With the first commercial flight of an unmanned aircraft system (UAS) now accomplished, at least two other potential certification efforts are under way for unmanned aircraft that would fly at opposite extremes of the airspace if the Federal Aviation Administration approves them.
The European Commission released a final report on the integration of civil remotely piloted aircraft systems (RPAS) into European airspace in June.

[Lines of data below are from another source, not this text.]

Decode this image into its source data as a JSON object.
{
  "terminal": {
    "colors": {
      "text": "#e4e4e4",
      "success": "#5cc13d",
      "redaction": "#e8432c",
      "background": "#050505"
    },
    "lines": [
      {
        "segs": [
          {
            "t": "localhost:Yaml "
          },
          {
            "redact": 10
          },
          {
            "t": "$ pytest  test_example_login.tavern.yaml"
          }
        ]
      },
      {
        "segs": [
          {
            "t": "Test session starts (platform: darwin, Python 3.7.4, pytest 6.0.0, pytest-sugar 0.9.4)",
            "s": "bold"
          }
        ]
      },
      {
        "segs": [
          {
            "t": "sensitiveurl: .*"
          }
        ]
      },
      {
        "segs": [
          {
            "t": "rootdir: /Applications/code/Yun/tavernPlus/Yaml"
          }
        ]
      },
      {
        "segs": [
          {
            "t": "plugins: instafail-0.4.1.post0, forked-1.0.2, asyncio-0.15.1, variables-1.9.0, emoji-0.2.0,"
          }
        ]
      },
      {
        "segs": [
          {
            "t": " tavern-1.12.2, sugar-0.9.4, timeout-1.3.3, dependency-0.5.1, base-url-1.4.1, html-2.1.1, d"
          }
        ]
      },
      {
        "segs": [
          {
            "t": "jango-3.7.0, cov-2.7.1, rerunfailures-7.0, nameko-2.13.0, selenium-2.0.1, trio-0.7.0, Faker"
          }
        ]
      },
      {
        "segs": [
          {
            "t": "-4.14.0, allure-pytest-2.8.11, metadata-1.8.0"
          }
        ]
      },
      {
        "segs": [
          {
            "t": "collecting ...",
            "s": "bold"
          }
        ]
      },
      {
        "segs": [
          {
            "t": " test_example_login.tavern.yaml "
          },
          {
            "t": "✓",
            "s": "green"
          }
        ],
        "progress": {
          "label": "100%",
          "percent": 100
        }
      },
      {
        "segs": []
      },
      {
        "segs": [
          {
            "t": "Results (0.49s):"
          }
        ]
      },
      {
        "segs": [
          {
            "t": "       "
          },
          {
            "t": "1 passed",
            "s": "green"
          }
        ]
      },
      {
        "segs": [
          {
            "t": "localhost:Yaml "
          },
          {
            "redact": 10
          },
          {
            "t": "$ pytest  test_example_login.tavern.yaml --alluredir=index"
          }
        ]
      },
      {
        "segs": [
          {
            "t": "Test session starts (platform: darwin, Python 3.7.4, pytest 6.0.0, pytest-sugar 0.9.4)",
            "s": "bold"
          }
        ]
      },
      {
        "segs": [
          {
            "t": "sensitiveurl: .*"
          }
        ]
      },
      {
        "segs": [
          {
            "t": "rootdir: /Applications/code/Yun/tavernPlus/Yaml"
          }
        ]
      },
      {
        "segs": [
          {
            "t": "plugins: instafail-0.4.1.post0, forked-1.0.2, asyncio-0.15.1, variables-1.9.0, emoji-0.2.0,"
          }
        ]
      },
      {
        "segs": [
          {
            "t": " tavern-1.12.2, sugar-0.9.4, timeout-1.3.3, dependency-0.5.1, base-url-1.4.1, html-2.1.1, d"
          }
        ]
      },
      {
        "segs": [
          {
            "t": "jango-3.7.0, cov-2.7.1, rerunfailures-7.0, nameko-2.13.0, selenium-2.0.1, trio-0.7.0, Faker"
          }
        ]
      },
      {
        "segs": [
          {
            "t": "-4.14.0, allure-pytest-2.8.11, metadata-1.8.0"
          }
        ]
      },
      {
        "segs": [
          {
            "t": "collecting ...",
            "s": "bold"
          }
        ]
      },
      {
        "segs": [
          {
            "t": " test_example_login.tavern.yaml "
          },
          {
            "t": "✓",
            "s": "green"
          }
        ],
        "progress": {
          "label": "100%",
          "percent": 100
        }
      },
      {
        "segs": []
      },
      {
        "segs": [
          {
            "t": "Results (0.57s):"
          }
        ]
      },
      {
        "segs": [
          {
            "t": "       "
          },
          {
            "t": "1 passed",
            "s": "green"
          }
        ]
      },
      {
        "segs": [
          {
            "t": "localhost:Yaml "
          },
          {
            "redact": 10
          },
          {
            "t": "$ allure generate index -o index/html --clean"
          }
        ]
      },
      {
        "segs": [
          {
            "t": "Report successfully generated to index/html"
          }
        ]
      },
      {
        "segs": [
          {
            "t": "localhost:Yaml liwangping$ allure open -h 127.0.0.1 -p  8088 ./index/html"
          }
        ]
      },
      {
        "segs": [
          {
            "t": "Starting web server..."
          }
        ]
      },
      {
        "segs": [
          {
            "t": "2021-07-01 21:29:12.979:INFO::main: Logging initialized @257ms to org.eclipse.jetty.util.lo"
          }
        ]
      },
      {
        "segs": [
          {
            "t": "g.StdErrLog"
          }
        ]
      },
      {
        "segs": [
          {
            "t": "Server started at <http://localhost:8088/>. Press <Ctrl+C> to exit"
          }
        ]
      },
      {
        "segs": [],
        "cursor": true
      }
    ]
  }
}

The report’s aim is to achieve initial RPAS airspace integration, beginning with visual line-of-sight operations, in 2016.
Developed by European aviation technical organizations under the collective name ofthe European RPAS Steering Group, the 200-page report covers a wide swath of issues, requirements and plans over its proposed RPAS integration “roadmap,” covering the period 2013 to 2028.
A cellphone video captured the August 24 crash of a small drone into a grandstand at the Virginia Motorsports Park during the park’s recent Great Bull Run event. Four people in the stands received minor injuries. The drone was hovering above the crowd, capturing the event on video. So far, investigators have not traced the person responsible for controlling the aircraft or the reason for the crash.
Two years from the September 2015 deadline the U.S. Congress established to introduce unmanned aircraft systems (UASs) into the nation’s airspace system, airline pilots are engaged in the process of developing standards and practices that UAS operators will follow.
The next steps toward wider introduction of unmanned aircraft systems (UAS) into the U.S. airspace system were within line of sight as the industry gathered for its largest conference last month in Washington, D.C. Federal government officials said that a long-delayed proposed rulemaking for operations of small UAS weighing up to 55 pounds will be released by the end of the year. Also by year-end, the FAA will designate six UAS test ranges in a program sought by 24 states.
General Atomics has demonstrated electronic attack capability on an MQ-9 Reaper unmanned aircraft fitted with a Northrop Grumman jamming pod. A test flight took place during a U.S. Marine Corps weapons and tactics instructor (WTI) course in April, the results of which have only now been made public.
The Unmanned Systems 2013 event in Washington D.C., last week attracted 600 exhibitors and more than 8,100 attendees, according to organizer the Association for Unmanned Vehicle Systems International (AUVSI). Among many briefings were two by U.S.
A Swiss-owned company that is developing a trio of remotely piloted air systems (RPAS) for civil and military applications made its inaugural appearance at the recent Unmanned Systems conference in Washington, D.C. Unmanned Systems Group, with headquarters in Baar, Switzerland, displayed its Discoverer and Discoverer II fixed-wing air vehicles and a scale model of the planned Atro-X unmanned helicopter featuring tip-jet rotor propulsion.
The FAA published N8900.227 as an update to the January 2013 outline of the agency’s plan for reviewing and evaluating the safety and interoperability of proposed unmanned aircraft system (UAS) flight operations conducted within the U. S. National Airspace System (NAS) when assessing applications for a certificate of waiver or authorization.
The U.S. Navy is rethinking prime contractor Northrop Grumman’s selection of an Exelis-built collision avoidance radar for the unmanned MQ-4C Triton maritime surveillance aircraft. The plan was to fit the Global Hawk derivative with the first Department of Defense (DOD) program of record “sense-and-avoid” radar, to comply with international airspace requirements and prevent midair collisions. However, “we’ve made a decision to pause on the development of that capability,” Capt. James Hoke, the Navy’s Triton program manager, said at the Unmanned Systems 2013 conference in Washington, D.C.